─── STORED DATA

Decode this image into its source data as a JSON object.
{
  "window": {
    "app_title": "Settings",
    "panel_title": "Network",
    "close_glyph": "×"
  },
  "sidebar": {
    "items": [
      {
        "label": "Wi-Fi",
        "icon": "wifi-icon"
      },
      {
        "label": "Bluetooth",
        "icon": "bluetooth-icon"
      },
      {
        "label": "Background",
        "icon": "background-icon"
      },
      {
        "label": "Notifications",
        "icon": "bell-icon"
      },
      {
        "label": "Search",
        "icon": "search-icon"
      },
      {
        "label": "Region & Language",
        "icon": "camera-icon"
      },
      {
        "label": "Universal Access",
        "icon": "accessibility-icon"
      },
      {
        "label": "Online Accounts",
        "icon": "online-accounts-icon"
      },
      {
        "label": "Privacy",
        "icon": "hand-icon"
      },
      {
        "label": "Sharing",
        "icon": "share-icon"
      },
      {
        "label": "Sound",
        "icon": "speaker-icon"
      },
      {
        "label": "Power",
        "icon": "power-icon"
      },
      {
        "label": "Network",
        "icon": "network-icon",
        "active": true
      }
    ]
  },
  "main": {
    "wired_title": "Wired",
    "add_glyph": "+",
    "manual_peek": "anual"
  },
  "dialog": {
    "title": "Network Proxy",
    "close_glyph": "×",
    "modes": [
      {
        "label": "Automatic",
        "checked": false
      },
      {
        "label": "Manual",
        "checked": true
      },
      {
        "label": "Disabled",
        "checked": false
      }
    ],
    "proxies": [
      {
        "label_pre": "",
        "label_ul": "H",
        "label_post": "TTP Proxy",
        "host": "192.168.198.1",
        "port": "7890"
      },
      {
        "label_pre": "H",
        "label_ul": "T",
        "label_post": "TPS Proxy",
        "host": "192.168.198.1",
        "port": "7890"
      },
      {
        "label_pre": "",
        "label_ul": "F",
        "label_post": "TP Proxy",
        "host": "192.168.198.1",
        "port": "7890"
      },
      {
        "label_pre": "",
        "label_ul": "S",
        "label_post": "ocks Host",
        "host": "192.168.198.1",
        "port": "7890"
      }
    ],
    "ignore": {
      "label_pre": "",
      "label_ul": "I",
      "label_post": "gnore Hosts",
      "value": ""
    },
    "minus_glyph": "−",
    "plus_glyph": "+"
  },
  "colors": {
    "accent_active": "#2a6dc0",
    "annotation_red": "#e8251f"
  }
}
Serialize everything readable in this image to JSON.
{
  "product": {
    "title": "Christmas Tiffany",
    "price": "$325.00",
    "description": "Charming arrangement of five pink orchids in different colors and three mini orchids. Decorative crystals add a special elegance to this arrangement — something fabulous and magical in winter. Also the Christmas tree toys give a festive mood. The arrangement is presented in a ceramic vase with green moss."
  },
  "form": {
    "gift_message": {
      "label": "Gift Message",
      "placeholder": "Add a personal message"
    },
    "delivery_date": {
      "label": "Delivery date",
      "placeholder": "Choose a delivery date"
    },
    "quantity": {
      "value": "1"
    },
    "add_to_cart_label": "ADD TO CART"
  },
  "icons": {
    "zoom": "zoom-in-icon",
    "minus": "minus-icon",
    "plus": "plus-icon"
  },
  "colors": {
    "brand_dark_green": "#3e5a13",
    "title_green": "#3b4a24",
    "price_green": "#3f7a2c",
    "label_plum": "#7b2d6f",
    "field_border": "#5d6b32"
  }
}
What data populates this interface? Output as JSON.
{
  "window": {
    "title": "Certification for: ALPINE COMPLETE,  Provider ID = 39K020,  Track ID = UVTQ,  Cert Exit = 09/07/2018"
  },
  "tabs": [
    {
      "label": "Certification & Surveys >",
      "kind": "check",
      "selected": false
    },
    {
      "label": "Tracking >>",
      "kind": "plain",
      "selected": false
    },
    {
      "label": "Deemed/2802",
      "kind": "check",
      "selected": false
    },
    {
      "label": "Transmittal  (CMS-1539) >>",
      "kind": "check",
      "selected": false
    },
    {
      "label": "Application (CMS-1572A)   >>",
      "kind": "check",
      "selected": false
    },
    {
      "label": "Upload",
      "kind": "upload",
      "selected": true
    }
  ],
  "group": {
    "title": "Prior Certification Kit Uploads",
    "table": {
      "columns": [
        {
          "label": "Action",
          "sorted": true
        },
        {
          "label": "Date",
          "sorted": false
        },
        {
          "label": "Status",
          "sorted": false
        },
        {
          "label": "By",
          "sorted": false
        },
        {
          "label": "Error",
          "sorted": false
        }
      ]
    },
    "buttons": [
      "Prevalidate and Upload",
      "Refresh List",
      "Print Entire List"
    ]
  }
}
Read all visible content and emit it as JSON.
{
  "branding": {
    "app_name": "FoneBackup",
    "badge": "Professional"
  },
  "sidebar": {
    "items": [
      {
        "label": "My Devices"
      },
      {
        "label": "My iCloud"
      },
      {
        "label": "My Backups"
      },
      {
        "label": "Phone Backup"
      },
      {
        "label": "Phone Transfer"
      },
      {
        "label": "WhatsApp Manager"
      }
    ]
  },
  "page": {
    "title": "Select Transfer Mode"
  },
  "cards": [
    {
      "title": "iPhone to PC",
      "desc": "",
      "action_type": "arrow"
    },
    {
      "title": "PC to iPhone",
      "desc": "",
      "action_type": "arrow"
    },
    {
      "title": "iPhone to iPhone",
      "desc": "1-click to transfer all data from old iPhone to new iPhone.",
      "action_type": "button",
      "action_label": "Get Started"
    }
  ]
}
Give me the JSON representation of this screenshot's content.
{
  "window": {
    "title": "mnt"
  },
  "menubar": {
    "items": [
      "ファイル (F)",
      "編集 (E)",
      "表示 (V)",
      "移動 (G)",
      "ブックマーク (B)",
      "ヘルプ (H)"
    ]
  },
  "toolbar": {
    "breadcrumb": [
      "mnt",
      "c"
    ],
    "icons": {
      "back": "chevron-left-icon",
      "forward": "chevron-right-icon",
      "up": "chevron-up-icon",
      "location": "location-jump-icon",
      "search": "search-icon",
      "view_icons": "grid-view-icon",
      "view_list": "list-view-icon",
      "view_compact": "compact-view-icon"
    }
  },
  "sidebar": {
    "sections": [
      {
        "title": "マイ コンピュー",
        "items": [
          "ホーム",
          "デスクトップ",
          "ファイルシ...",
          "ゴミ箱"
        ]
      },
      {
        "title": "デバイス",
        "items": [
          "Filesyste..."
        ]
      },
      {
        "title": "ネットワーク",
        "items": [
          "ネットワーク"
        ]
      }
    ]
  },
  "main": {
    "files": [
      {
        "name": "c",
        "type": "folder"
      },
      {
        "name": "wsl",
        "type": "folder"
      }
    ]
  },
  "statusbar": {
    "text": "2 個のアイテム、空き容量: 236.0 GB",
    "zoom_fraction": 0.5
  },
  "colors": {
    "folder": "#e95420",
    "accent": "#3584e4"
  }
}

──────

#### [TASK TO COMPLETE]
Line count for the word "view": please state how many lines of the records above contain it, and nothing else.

#### [OUTPUT OF THE EXERCISE]
3